Second, he’d like to expand the clinic’s “carry” program, where patients can visit Crosstown once a day for supervised iOAT and then take two doses home to take later in the day.
The carry program began during the COVID-19 pandemic to allow patients to continue accessing harm reduction services while also isolating as much as possible from the virus.
Research published this spring found the carry program improved patient’s quality of life because it freed up time in their day, allowed them to find jobs and gave patients more autonomy.
Just 11 patients are currently allowed to carry.
Donnie Cinnamon is one of these 11. Cinnamon told The Tyee he has taken opioids for the last 30-odd years but has been on pharmaceutical safer supply for the last 14 years.
Cinnamon says safer supply programs have helped the Downtown Eastside. “People are not dying as much and are doing better,” he says.
But the illicit drug supply is still toxic.
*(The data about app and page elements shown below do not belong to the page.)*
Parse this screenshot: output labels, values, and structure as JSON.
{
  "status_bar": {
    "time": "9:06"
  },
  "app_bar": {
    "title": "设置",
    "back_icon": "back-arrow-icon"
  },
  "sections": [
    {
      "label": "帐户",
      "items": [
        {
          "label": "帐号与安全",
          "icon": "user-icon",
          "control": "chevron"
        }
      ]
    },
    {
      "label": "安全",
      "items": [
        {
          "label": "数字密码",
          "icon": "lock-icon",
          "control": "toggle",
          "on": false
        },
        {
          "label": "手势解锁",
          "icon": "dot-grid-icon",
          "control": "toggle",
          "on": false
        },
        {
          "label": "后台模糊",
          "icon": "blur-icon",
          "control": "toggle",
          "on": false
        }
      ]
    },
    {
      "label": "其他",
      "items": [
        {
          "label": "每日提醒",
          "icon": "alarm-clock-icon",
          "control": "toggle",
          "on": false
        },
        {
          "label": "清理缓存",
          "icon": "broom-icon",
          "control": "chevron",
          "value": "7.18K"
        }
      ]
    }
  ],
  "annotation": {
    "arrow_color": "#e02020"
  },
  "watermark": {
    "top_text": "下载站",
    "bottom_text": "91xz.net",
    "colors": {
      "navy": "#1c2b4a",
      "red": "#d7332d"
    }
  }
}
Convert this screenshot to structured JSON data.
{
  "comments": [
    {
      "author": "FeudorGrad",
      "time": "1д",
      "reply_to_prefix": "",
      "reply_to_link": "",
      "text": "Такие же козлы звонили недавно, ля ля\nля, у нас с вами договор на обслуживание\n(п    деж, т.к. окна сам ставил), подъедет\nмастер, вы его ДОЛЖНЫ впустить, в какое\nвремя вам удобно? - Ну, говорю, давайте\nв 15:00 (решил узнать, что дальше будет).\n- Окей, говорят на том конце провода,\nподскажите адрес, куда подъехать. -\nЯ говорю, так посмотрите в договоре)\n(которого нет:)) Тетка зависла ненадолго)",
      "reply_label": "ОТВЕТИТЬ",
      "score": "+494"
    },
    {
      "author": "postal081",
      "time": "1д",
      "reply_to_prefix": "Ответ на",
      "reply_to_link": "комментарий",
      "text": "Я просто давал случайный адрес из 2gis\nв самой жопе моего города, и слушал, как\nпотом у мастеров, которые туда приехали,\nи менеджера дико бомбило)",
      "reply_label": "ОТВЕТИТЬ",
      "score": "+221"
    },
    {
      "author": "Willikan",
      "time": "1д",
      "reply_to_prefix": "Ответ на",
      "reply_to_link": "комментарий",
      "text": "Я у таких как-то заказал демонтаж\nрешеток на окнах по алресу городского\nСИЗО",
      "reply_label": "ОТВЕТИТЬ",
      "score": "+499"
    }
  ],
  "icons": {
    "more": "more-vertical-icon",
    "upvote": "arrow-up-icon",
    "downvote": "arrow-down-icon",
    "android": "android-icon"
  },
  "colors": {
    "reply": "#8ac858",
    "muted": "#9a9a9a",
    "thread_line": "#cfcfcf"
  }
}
Cinnamon says he carries several naloxone kits with him at all times and notes 10 Crosstown patients have passed away in the last four years when they used illicit drugs.
MacDonald says safer supply programs work to reduce how much patients access the illicit market but can’t prevent them from doing so.
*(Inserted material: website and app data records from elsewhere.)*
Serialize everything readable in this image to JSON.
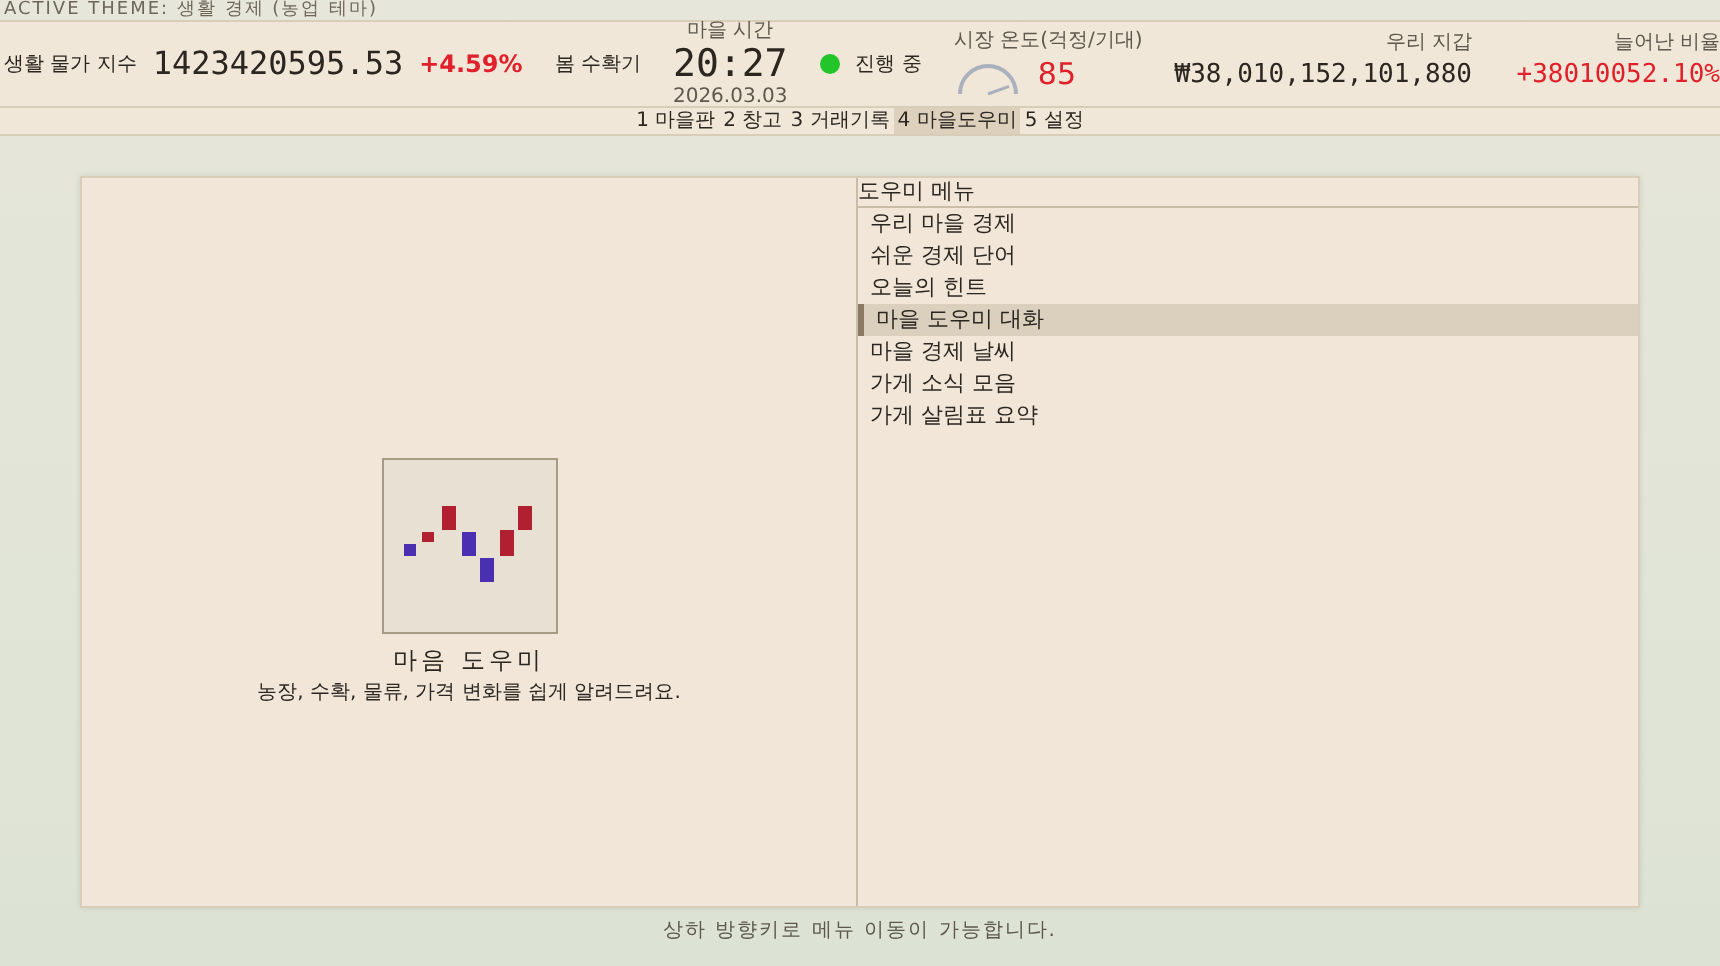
{
  "theme_label": "ACTIVE THEME: 생활 경제 (농업 테마)",
  "header": {
    "index_label": "생활 물가 지수",
    "index_value": "1423420595.53",
    "index_change": "+4.59%",
    "season": "봄 수확기",
    "time_label": "마을 시간",
    "time": "20:27",
    "date": "2026.03.03",
    "status_on": true,
    "status": "진행 중",
    "gauge_label": "시장 온도(걱정/기대)",
    "gauge_value": "85",
    "wallet_label": "우리 지갑",
    "wallet": "₩38,010,152,101,880",
    "ratio_label": "늘어난 비율",
    "ratio": "+38010052.10%"
  },
  "tabs": [
    {
      "label": "1 마을판",
      "selected": false
    },
    {
      "label": "2 창고",
      "selected": false
    },
    {
      "label": "3 거래기록",
      "selected": false
    },
    {
      "label": "4 마을도우미",
      "selected": true
    },
    {
      "label": "5 설정",
      "selected": false
    }
  ],
  "helper": {
    "name": "마음 도우미",
    "description": "농장, 수확, 물류, 가격 변화를 쉽게 알려드려요."
  },
  "menu": {
    "title": "도우미 메뉴",
    "items": [
      {
        "label": "우리 마을 경제",
        "selected": false
      },
      {
        "label": "쉬운 경제 단어",
        "selected": false
      },
      {
        "label": "오늘의 힌트",
        "selected": false
      },
      {
        "label": "마을 도우미 대화",
        "selected": true
      },
      {
        "label": "마을 경제 날씨",
        "selected": false
      },
      {
        "label": "가게 소식 모음",
        "selected": false
      },
      {
        "label": "가게 살림표 요약",
        "selected": false
      }
    ]
  },
  "footer_hint": "상하 방향키로 메뉴 이동이 가능합니다."
}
Cinnamon says he likes the carry program but wishes he could get several days’ worth of iOAT so he could travel and visit his mother, who is 104.
Because carry patients still need to visit the clinic once per day it’s not possible, he says. “I could go on morphine and go and visit her but then I’d get those pins and needles in my limbs from the morphine and I really don’t like that,” Cinnamon adds.
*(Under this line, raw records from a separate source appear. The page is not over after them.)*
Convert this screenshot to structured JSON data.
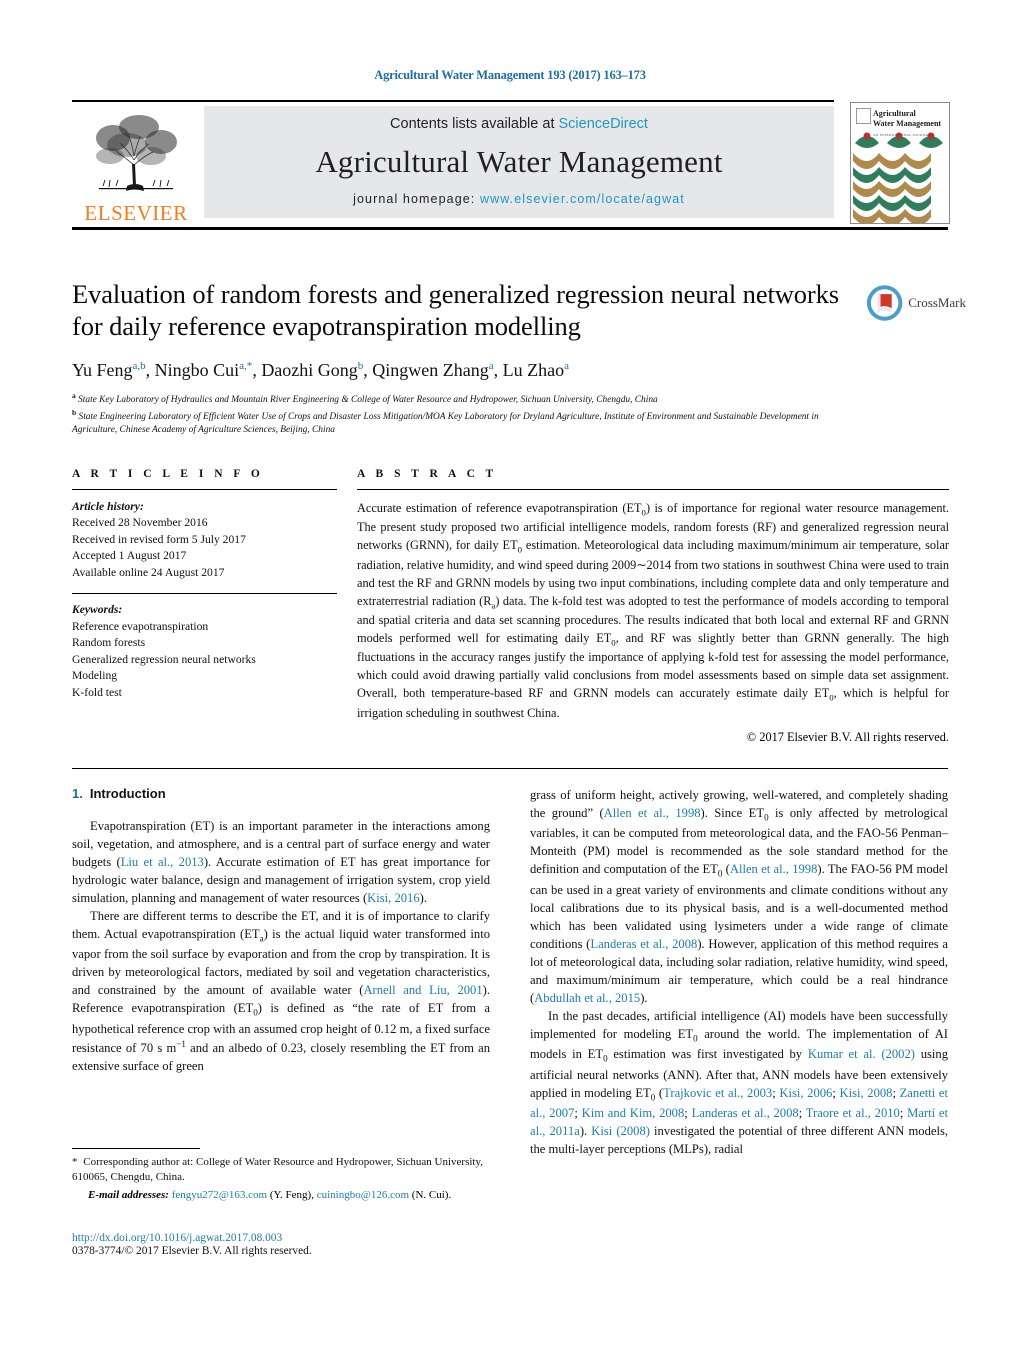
{
  "running_head": "Agricultural Water Management 193 (2017) 163–173",
  "masthead": {
    "contents_prefix": "Contents lists available at ",
    "sciencedirect": "ScienceDirect",
    "journal_title": "Agricultural Water Management",
    "homepage_prefix": "journal homepage: ",
    "homepage_url": "www.elsevier.com/locate/agwat",
    "publisher": "ELSEVIER",
    "cover_title_line1": "Agricultural",
    "cover_title_line2": "Water Management",
    "cover_subtitle": "AN INTERNATIONAL JOURNAL"
  },
  "crossmark": {
    "label": "CrossMark",
    "icon": "crossmark-icon"
  },
  "article": {
    "title": "Evaluation of random forests and generalized regression neural networks for daily reference evapotranspiration modelling",
    "authors_html": "Yu Feng<sup>a,b</sup>, Ningbo Cui<sup>a,*</sup>, Daozhi Gong<sup>b</sup>, Qingwen Zhang<sup>a</sup>, Lu Zhao<sup>a</sup>",
    "affiliation_a": "State Key Laboratory of Hydraulics and Mountain River Engineering & College of Water Resource and Hydropower, Sichuan University, Chengdu, China",
    "affiliation_b": "State Engineering Laboratory of Efficient Water Use of Crops and Disaster Loss Mitigation/MOA Key Laboratory for Dryland Agriculture, Institute of Environment and Sustainable Development in Agriculture, Chinese Academy of Agriculture Sciences, Beijing, China"
  },
  "article_info": {
    "heading": "A R T I C L E   I N F O",
    "history_label": "Article history:",
    "history": [
      "Received 28 November 2016",
      "Received in revised form 5 July 2017",
      "Accepted 1 August 2017",
      "Available online 24 August 2017"
    ],
    "keywords_label": "Keywords:",
    "keywords": [
      "Reference evapotranspiration",
      "Random forests",
      "Generalized regression neural networks",
      "Modeling",
      "K-fold test"
    ]
  },
  "abstract": {
    "heading": "A B S T R A C T",
    "body_html": "Accurate estimation of reference evapotranspiration (ET<sub>0</sub>) is of importance for regional water resource management. The present study proposed two artificial intelligence models, random forests (RF) and generalized regression neural networks (GRNN), for daily ET<sub>0</sub> estimation. Meteorological data including maximum/minimum air temperature, solar radiation, relative humidity, and wind speed during 2009&#8764;2014 from two stations in southwest China were used to train and test the RF and GRNN models by using two input combinations, including complete data and only temperature and extraterrestrial radiation (R<sub>a</sub>) data. The k-fold test was adopted to test the performance of models according to temporal and spatial criteria and data set scanning procedures. The results indicated that both local and external RF and GRNN models performed well for estimating daily ET<sub>0</sub>, and RF was slightly better than GRNN generally. The high fluctuations in the accuracy ranges justify the importance of applying k-fold test for assessing the model performance, which could avoid drawing partially valid conclusions from model assessments based on simple data set assignment. Overall, both temperature-based RF and GRNN models can accurately estimate daily ET<sub>0</sub>, which is helpful for irrigation scheduling in southwest China.",
    "copyright": "© 2017 Elsevier B.V. All rights reserved."
  },
  "introduction": {
    "number": "1.",
    "heading": "Introduction",
    "left_paragraphs_html": [
      "Evapotranspiration (ET) is an important parameter in the interactions among soil, vegetation, and atmosphere, and is a central part of surface energy and water budgets (<span class=\"ref\">Liu et al., 2013</span>). Accurate estimation of ET has great importance for hydrologic water balance, design and management of irrigation system, crop yield simulation, planning and management of water resources (<span class=\"ref\">Kisi, 2016</span>).",
      "There are different terms to describe the ET, and it is of importance to clarify them. Actual evapotranspiration (ET<sub>a</sub>) is the actual liquid water transformed into vapor from the soil surface by evaporation and from the crop by transpiration. It is driven by meteorological factors, mediated by soil and vegetation characteristics, and constrained by the amount of available water (<span class=\"ref\">Arnell and Liu, 2001</span>). Reference evapotranspiration (ET<sub>0</sub>) is defined as &#8220;the rate of ET from a hypothetical reference crop with an assumed crop height of 0.12 m, a fixed surface resistance of 70 s m<sup class=\"inl\">&#8722;1</sup> and an albedo of 0.23, closely resembling the ET from an extensive surface of green"
    ],
    "right_paragraphs_html": [
      "grass of uniform height, actively growing, well-watered, and completely shading the ground&#8221; (<span class=\"ref\">Allen et al., 1998</span>). Since ET<sub>0</sub> is only affected by metrological variables, it can be computed from meteorological data, and the FAO-56 Penman&#8211;Monteith (PM) model is recommended as the sole standard method for the definition and computation of the ET<sub>0</sub> (<span class=\"ref\">Allen et al., 1998</span>). The FAO-56 PM model can be used in a great variety of environments and climate conditions without any local calibrations due to its physical basis, and is a well-documented method which has been validated using lysimeters under a wide range of climate conditions (<span class=\"ref\">Landeras et al., 2008</span>). However, application of this method requires a lot of meteorological data, including solar radiation, relative humidity, wind speed, and maximum/minimum air temperature, which could be a real hindrance (<span class=\"ref\">Abdullah et al., 2015</span>).",
      "In the past decades, artificial intelligence (AI) models have been successfully implemented for modeling ET<sub>0</sub> around the world. The implementation of AI models in ET<sub>0</sub> estimation was first investigated by <span class=\"ref\">Kumar et al. (2002)</span> using artificial neural networks (ANN). After that, ANN models have been extensively applied in modeling ET<sub>0</sub> (<span class=\"ref\">Trajkovic et al., 2003</span>; <span class=\"ref\">Kisi, 2006</span>; <span class=\"ref\">Kisi, 2008</span>; <span class=\"ref\">Zanetti et al., 2007</span>; <span class=\"ref\">Kim and Kim, 2008</span>; <span class=\"ref\">Landeras et al., 2008</span>; <span class=\"ref\">Traore et al., 2010</span>; <span class=\"ref\">Martí et al., 2011a</span>). <span class=\"ref\">Kisi (2008)</span> investigated the potential of three different ANN models, the multi-layer perceptions (MLPs), radial"
    ]
  },
  "footnotes": {
    "corresponding_html": "<span class=\"star\">*</span> Corresponding author at: College of Water Resource and Hydropower, Sichuan University, 610065, Chengdu, China.",
    "email_label": "E-mail addresses:",
    "email_html": " <span class=\"ref\">fengyu272@163.com</span> (Y. Feng), <span class=\"ref\">cuiningbo@126.com</span> (N. Cui).",
    "doi": "http://dx.doi.org/10.1016/j.agwat.2017.08.003",
    "issn_line": "0378-3774/© 2017 Elsevier B.V. All rights reserved."
  },
  "colors": {
    "link": "#1c7cb0",
    "sciencedirect": "#2196c4",
    "elsevier_orange": "#f47c20",
    "band_gray": "#e6e7e9"
  }
}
Michel, who has asked to join the carry program but has not yet been approved, says he wouldn’t want to be able to access any more than a single day’s worth of iOAT. He can get up to three supervised iOATs per day but says he can usually only access one or two doses due to scheduling.
“This clinic offers stability,” Michel says. “That’s why it works for me. But I’d like just a little less stability. How can you do anything else when you have to come here three times a day? You can’t go on a vacation or trip. But you manage.”
When asked about Conservative opposition to OAT and iOAT programs, with politicians like Poilievre and Vancouver Mayor Ken Sim calling for treatment above all else, MacDonald, Cinnamon and Michel portrayed such stances as simplistic.
“Abstinence is a lofty ideal. The reality is that people have needs — all you have to do is look outside and you see needs not being met,” Michel says. “I went into recovery once. It didn’t work for me.”
“You can’t force treatment. It doesn’t work,” Cinnamon adds. “They tried that years ago when they threw people into the big house. The person who wants to quit is the person who is already going to detox.”
MacDonald says there’s stigma behind the belief that recovery or abstinence is the best outcome.
“Sometimes I may wish that for my patients, but it just doesn’t work for everybody,” he says.
“You leave people behind when you don’t meet them where they’re at. Then all they’re left with is the illicit supply, which increases their risk of death.”
Michelle Gamage, Local Journalism Initiative Reporter, The Tyee